Your output should reproduce each entry exactly, with none of its pictures.

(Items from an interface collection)
⟨
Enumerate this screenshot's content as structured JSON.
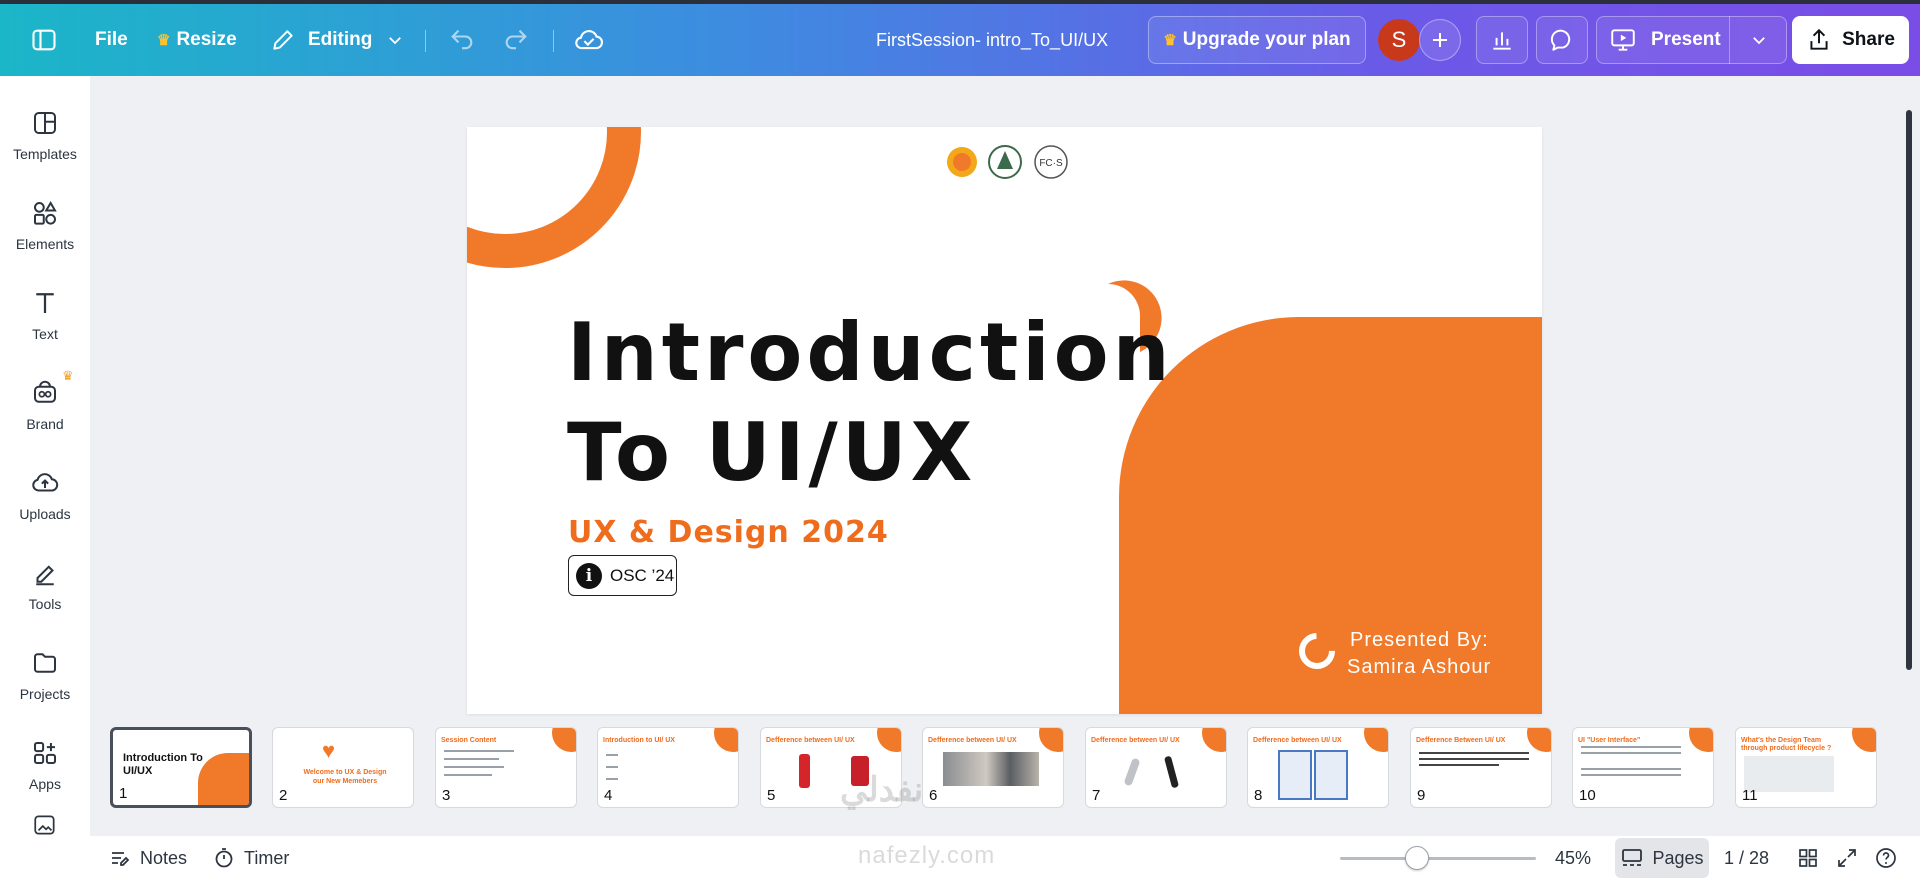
{
  "header": {
    "file_label": "File",
    "resize_label": "Resize",
    "editing_label": "Editing",
    "doc_title": "FirstSession- intro_To_UI/UX",
    "upgrade_label": "Upgrade your plan",
    "avatar_initial": "S",
    "present_label": "Present",
    "share_label": "Share"
  },
  "sidebar": {
    "items": [
      {
        "label": "Templates",
        "icon": "templates-icon"
      },
      {
        "label": "Elements",
        "icon": "elements-icon"
      },
      {
        "label": "Text",
        "icon": "text-icon"
      },
      {
        "label": "Brand",
        "icon": "brand-icon"
      },
      {
        "label": "Uploads",
        "icon": "uploads-icon"
      },
      {
        "label": "Tools",
        "icon": "tools-icon"
      },
      {
        "label": "Projects",
        "icon": "projects-icon"
      },
      {
        "label": "Apps",
        "icon": "apps-icon"
      }
    ]
  },
  "slide": {
    "title_line1": "Introduction",
    "title_line2": "To UI/UX",
    "subtitle": "UX & Design 2024",
    "badge": "OSC ’24",
    "presented_by": "Presented By:",
    "presenter": "Samira Ashour",
    "accent": "#f07a2a"
  },
  "thumbnails": [
    {
      "num": "1",
      "title": "Introduction To UI/UX"
    },
    {
      "num": "2",
      "title": "Welcome to UX & Design our New Memebers"
    },
    {
      "num": "3",
      "title": "Session Content"
    },
    {
      "num": "4",
      "title": "Introduction to UI/ UX"
    },
    {
      "num": "5",
      "title": "Defference between UI/ UX"
    },
    {
      "num": "6",
      "title": "Defference between UI/ UX"
    },
    {
      "num": "7",
      "title": "Defference between UI/ UX"
    },
    {
      "num": "8",
      "title": "Defference between UI/ UX"
    },
    {
      "num": "9",
      "title": "Defference Between UI/ UX"
    },
    {
      "num": "10",
      "title": "UI \"User Interface\""
    },
    {
      "num": "11",
      "title": "What's the Design Team through product lifecycle ?"
    }
  ],
  "footer": {
    "notes_label": "Notes",
    "timer_label": "Timer",
    "zoom": "45%",
    "zoom_fraction": 0.45,
    "pages_label": "Pages",
    "page_indicator": "1 / 28"
  },
  "watermark": {
    "arabic": "نفدلي",
    "site": "nafezly.com"
  }
}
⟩
→ Solution to this problem:
Enumerate this screenshot's content as structured JSON.
{
  "header": {
    "file_label": "File",
    "resize_label": "Resize",
    "editing_label": "Editing",
    "doc_title": "FirstSession- intro_To_UI/UX",
    "upgrade_label": "Upgrade your plan",
    "avatar_initial": "S",
    "present_label": "Present",
    "share_label": "Share"
  },
  "sidebar": {
    "items": [
      {
        "label": "Templates",
        "icon": "templates-icon"
      },
      {
        "label": "Elements",
        "icon": "elements-icon"
      },
      {
        "label": "Text",
        "icon": "text-icon"
      },
      {
        "label": "Brand",
        "icon": "brand-icon"
      },
      {
        "label": "Uploads",
        "icon": "uploads-icon"
      },
      {
        "label": "Tools",
        "icon": "tools-icon"
      },
      {
        "label": "Projects",
        "icon": "projects-icon"
      },
      {
        "label": "Apps",
        "icon": "apps-icon"
      }
    ]
  },
  "slide": {
    "title_line1": "Introduction",
    "title_line2": "To UI/UX",
    "subtitle": "UX & Design 2024",
    "badge": "OSC ’24",
    "presented_by": "Presented By:",
    "presenter": "Samira Ashour",
    "accent": "#f07a2a"
  },
  "thumbnails": [
    {
      "num": "1",
      "title": "Introduction To UI/UX"
    },
    {
      "num": "2",
      "title": "Welcome to UX & Design our New Memebers"
    },
    {
      "num": "3",
      "title": "Session Content"
    },
    {
      "num": "4",
      "title": "Introduction to UI/ UX"
    },
    {
      "num": "5",
      "title": "Defference between UI/ UX"
    },
    {
      "num": "6",
      "title": "Defference between UI/ UX"
    },
    {
      "num": "7",
      "title": "Defference between UI/ UX"
    },
    {
      "num": "8",
      "title": "Defference between UI/ UX"
    },
    {
      "num": "9",
      "title": "Defference Between UI/ UX"
    },
    {
      "num": "10",
      "title": "UI \"User Interface\""
    },
    {
      "num": "11",
      "title": "What's the Design Team through product lifecycle ?"
    }
  ],
  "footer": {
    "notes_label": "Notes",
    "timer_label": "Timer",
    "zoom": "45%",
    "zoom_fraction": 0.45,
    "pages_label": "Pages",
    "page_indicator": "1 / 28"
  },
  "watermark": {
    "arabic": "نفدلي",
    "site": "nafezly.com"
  }
}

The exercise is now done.